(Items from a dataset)
# # # # #

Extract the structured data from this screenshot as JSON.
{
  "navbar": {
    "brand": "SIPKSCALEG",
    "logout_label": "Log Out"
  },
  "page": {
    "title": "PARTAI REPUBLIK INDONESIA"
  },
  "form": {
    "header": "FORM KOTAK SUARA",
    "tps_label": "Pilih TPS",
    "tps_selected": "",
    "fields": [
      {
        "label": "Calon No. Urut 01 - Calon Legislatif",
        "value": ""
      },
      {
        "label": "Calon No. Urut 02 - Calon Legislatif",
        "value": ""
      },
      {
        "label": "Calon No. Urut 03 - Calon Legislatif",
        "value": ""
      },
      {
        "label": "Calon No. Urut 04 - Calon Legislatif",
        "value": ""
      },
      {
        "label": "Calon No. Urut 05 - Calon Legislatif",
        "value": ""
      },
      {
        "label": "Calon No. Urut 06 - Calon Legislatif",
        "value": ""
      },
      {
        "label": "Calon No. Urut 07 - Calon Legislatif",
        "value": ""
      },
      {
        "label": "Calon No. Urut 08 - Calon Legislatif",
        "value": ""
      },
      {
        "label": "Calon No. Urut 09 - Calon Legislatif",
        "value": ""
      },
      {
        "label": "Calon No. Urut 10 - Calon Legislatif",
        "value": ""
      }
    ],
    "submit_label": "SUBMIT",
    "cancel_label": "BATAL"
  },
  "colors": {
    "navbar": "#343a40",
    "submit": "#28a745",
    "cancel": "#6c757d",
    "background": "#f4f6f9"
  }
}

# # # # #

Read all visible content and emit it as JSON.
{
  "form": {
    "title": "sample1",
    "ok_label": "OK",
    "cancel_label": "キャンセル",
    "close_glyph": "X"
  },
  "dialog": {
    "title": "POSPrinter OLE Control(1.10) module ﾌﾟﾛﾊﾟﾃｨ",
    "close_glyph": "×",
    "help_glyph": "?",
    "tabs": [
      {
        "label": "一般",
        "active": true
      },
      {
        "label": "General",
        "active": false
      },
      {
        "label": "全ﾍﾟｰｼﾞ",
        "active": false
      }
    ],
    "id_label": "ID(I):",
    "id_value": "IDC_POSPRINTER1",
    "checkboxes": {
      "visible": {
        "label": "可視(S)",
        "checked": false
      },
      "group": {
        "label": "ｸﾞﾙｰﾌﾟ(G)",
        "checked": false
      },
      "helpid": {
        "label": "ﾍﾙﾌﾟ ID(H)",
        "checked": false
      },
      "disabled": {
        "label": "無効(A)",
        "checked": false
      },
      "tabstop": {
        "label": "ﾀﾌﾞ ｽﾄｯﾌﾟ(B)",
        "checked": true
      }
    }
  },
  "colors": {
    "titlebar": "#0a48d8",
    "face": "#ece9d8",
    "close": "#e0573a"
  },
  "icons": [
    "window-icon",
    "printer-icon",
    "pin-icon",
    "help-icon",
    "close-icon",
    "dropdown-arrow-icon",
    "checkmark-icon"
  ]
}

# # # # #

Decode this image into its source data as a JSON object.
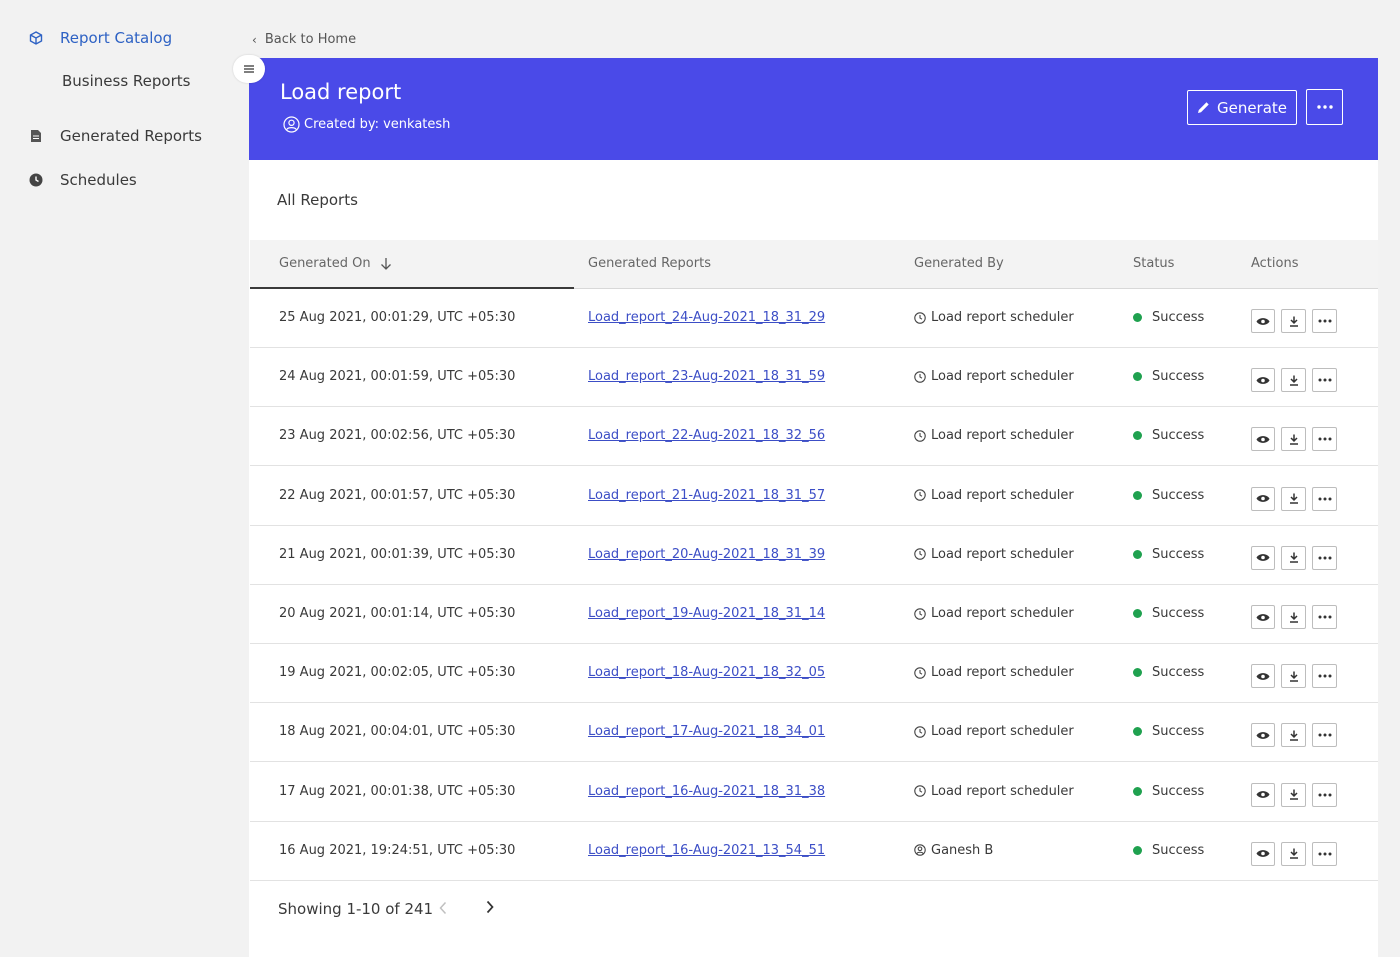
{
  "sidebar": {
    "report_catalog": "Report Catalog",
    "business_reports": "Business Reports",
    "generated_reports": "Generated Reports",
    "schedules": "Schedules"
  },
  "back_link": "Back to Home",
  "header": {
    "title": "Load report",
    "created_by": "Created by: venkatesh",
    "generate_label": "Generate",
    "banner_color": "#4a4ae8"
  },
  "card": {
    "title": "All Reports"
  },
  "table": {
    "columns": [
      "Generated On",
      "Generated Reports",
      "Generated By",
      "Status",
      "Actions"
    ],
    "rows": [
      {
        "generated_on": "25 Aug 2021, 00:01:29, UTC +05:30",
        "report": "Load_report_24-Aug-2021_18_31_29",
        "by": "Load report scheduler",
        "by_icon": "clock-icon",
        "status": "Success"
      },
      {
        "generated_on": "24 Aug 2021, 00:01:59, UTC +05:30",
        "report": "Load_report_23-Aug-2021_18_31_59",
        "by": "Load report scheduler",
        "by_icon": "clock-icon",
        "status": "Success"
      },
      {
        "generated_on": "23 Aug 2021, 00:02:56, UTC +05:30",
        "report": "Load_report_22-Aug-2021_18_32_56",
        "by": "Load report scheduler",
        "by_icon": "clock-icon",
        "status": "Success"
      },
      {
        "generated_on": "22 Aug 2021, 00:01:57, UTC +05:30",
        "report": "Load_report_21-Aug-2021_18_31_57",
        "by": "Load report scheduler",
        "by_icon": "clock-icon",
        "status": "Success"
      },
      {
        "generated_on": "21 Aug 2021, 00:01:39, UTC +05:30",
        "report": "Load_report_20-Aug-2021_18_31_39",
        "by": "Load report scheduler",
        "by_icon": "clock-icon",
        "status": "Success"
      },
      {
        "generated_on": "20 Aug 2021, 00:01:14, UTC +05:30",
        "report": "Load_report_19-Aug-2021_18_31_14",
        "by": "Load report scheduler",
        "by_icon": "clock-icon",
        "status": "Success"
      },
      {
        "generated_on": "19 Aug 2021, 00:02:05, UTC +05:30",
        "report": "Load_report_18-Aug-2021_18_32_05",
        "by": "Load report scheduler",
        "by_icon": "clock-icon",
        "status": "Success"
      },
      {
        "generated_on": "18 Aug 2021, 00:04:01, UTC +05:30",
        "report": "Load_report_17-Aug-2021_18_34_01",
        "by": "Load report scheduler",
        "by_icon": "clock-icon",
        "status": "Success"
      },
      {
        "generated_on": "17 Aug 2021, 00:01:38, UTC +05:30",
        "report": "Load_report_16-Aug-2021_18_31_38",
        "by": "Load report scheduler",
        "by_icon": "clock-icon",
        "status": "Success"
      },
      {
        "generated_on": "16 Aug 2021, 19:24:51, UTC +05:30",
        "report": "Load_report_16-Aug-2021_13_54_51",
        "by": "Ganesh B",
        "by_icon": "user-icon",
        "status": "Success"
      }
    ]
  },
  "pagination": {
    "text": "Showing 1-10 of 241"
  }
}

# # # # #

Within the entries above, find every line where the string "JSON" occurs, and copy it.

Extract the structured data from this screenshot as JSON.
Read all visible content and emit it as JSON.
Decode this image into its source data as a JSON object.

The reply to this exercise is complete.